The answer is the full listing below, copied exactly, with its pictures omitted.

(DATA TO EXAMINE):
Content starts
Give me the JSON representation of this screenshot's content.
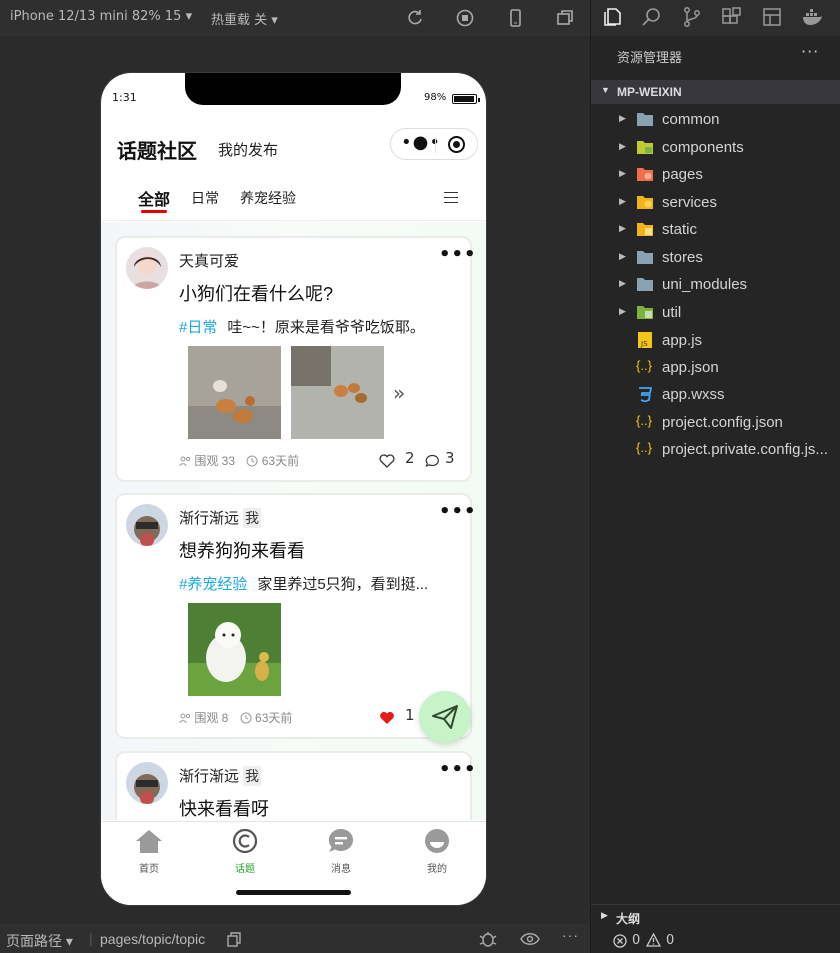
{
  "simulator": {
    "device": "iPhone 12/13 mini 82% 15 ▾",
    "hot_reload": "热重载 关 ▾"
  },
  "phone": {
    "status_time": "1:31",
    "battery": "98%",
    "page_title": "话题社区",
    "page_subtitle": "我的发布",
    "tabs": [
      "全部",
      "日常",
      "养宠经验"
    ],
    "posts": [
      {
        "user": "天真可爱",
        "is_me": "",
        "title": "小狗们在看什么呢?",
        "tag": "#日常",
        "text": "哇~~！原来是看爷爷吃饭耶。",
        "views": "围观 33",
        "time": "63天前",
        "likes": "2",
        "comments": "3"
      },
      {
        "user": "渐行渐远",
        "is_me": "我",
        "title": "想养狗狗来看看",
        "tag": "#养宠经验",
        "text": "家里养过5只狗，看到挺...",
        "views": "围观 8",
        "time": "63天前",
        "likes": "1"
      },
      {
        "user": "渐行渐远",
        "is_me": "我",
        "title": "快来看看呀"
      }
    ],
    "tabbar": [
      "首页",
      "话题",
      "消息",
      "我的"
    ]
  },
  "bottom_bar": {
    "path_label": "页面路径 ▾",
    "route": "pages/topic/topic"
  },
  "explorer": {
    "title": "资源管理器",
    "more": "···",
    "project": "MP-WEIXIN",
    "folders": [
      "common",
      "components",
      "pages",
      "services",
      "static",
      "stores",
      "uni_modules",
      "util"
    ],
    "files": [
      "app.js",
      "app.json",
      "app.wxss",
      "project.config.json",
      "project.private.config.js..."
    ],
    "outline": "大纲",
    "problems": "0",
    "warnings": "0"
  }
}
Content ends
(SOLUTION TO THE EXERCISE):
Give me the JSON representation of this screenshot's content.
{
  "simulator": {
    "device": "iPhone 12/13 mini 82% 15 ▾",
    "hot_reload": "热重载 关 ▾"
  },
  "phone": {
    "status_time": "1:31",
    "battery": "98%",
    "page_title": "话题社区",
    "page_subtitle": "我的发布",
    "tabs": [
      "全部",
      "日常",
      "养宠经验"
    ],
    "posts": [
      {
        "user": "天真可爱",
        "is_me": "",
        "title": "小狗们在看什么呢?",
        "tag": "#日常",
        "text": "哇~~！原来是看爷爷吃饭耶。",
        "views": "围观 33",
        "time": "63天前",
        "likes": "2",
        "comments": "3"
      },
      {
        "user": "渐行渐远",
        "is_me": "我",
        "title": "想养狗狗来看看",
        "tag": "#养宠经验",
        "text": "家里养过5只狗，看到挺...",
        "views": "围观 8",
        "time": "63天前",
        "likes": "1"
      },
      {
        "user": "渐行渐远",
        "is_me": "我",
        "title": "快来看看呀"
      }
    ],
    "tabbar": [
      "首页",
      "话题",
      "消息",
      "我的"
    ]
  },
  "bottom_bar": {
    "path_label": "页面路径 ▾",
    "route": "pages/topic/topic"
  },
  "explorer": {
    "title": "资源管理器",
    "more": "···",
    "project": "MP-WEIXIN",
    "folders": [
      "common",
      "components",
      "pages",
      "services",
      "static",
      "stores",
      "uni_modules",
      "util"
    ],
    "files": [
      "app.js",
      "app.json",
      "app.wxss",
      "project.config.json",
      "project.private.config.js..."
    ],
    "outline": "大纲",
    "problems": "0",
    "warnings": "0"
  }
}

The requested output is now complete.